Research and art - taken to heart

Wednesday 15th October 2014 @ 19:00

Non-Member: £12.00 ; Staff: £5.00 ; Student: £3.00

Professor Peter Kohl, Chair in Cardiac Biophysics and Systems Biology, Imperial’s National Heart and Lung Institute

The perpetual motion of a fist-sized muscle in the chest, synonymous with life itself, has been at the heart of countless works in the arts and the sciences. We explore some of the models that have been drivers of imagination and thought and illustrate the state of the (he)art.



Scientifically viewed, the heart is a chemically powered, electrically controlled, mechanical pump, but the way in which it performs is nothing short of amazing.

Heart structure and function are tightly interrelated in ways that we are still discovering. Cardiac muscle hosts a multitude of complex regulatory mechanisms that allow the heart to perform even after transplantation into another body and multiple feedback mechanisms provide the heart with an astonishing ability to adapt to the body’s constantly changing demand in blood circulation. This happens during every heartbeat and roughly a million times during every ten-day period of our life.

Perhaps more than any other organ, the heart has fascinated thinkers and scientists through the millennia. Indeed, the Greek philosopher Aristotle, who studied the organ forming in chick embryos, concluded that it was the seat of intelligence, motion, and sensation. Of course we now know that consciousness arises in the brain; nevertheless the allure of the heart remains strong in the public’s imagination, while research continues apace.

For Professor Peter Kohl (National Heart & Lung Institute) – head of the Cardiac Biophysics and Systems Biology group at Imperial – part of the mystique lies in the fact that the heart is self-regulating and propagates its own electrical activity.

 “It’s an absolutely magical organ; the fact that the heart can continue to beat once taken out of the body, for example during transplantation, is quite amazing really,” he says. “Of course, we can explain this, but I think it’s fair to be thoroughly impressed by the functionality of an organ that has the ability to beat, once every second or so, for 60, 70, 80 years. If it stops, life ends. It cannot afford to have the same number of breakdowns as a car has.”

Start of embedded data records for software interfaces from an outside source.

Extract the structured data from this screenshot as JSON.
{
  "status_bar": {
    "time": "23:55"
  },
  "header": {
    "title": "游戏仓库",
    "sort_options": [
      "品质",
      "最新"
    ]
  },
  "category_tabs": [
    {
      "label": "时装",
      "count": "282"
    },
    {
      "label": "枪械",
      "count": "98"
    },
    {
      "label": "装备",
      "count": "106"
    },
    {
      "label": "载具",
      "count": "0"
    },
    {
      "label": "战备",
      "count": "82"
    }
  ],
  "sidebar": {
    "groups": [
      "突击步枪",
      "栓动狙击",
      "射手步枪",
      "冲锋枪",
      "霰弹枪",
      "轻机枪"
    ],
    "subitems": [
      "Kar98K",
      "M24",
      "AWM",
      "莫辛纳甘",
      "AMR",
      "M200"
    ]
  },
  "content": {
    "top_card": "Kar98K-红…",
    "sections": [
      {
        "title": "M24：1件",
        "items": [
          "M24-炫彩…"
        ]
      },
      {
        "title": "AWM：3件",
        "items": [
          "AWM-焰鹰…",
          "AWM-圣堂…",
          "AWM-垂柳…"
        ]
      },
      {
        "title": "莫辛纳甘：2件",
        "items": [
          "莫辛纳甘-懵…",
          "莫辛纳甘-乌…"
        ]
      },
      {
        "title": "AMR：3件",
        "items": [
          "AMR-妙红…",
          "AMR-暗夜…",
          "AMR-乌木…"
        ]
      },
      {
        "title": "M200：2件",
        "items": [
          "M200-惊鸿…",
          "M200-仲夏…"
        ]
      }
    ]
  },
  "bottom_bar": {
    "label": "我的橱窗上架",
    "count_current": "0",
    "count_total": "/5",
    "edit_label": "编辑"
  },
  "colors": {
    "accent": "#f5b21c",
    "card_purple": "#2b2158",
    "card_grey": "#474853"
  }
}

Peter’s group is a multidisciplinary one with a diverse array of research projects incorporating aspects of clinical medicine, systems biology, physics and engineering.

Peter Kohl holds the Chair in Cardiac Biophysics and Systems Biology at Imperial’s National Heart and Lung Institute. He also is a visiting professor at the Department for Computer Science at the University of Oxford.

Peter studied Medicine and Biophysics at the Moscow Pirogov Institute and after post-graduate training and research at the Berlin Charité he joined the Cardiac Electrophysiology Chair of Professor Denis Noble at the University of Oxford. In 1998, Peter set up the Oxford Cardiac Mechano-Electric Feedback lab, initially as a Royal Society Research Fellow and subsequently as a Senior Fellow of the British Heart Foundation.


This event is being promoted as part of Biology Week beginning 13 October 2014. Biology Week takes place each October, organised by the Society of Biology. Events around the country give everyone the chance to learn about biology and we are delighted to be part of this celebration of all aspects of the biosciences.

Optionally followed by supper (this can be booked on the event booking form).
After the lecture a Friends' Table has been reserved at a local restaurant to entertain the speaker and for any of the audience who would like to join us to continue the evening's discussion. A two-course fixed price supper is served including wine, coffee and service charge.
Or if you have already booked for the event and now want to join us for supper Book Supper now

Venue: SAF Building, Imperial College London

Campus Map reference 33
on the Imperial College London Map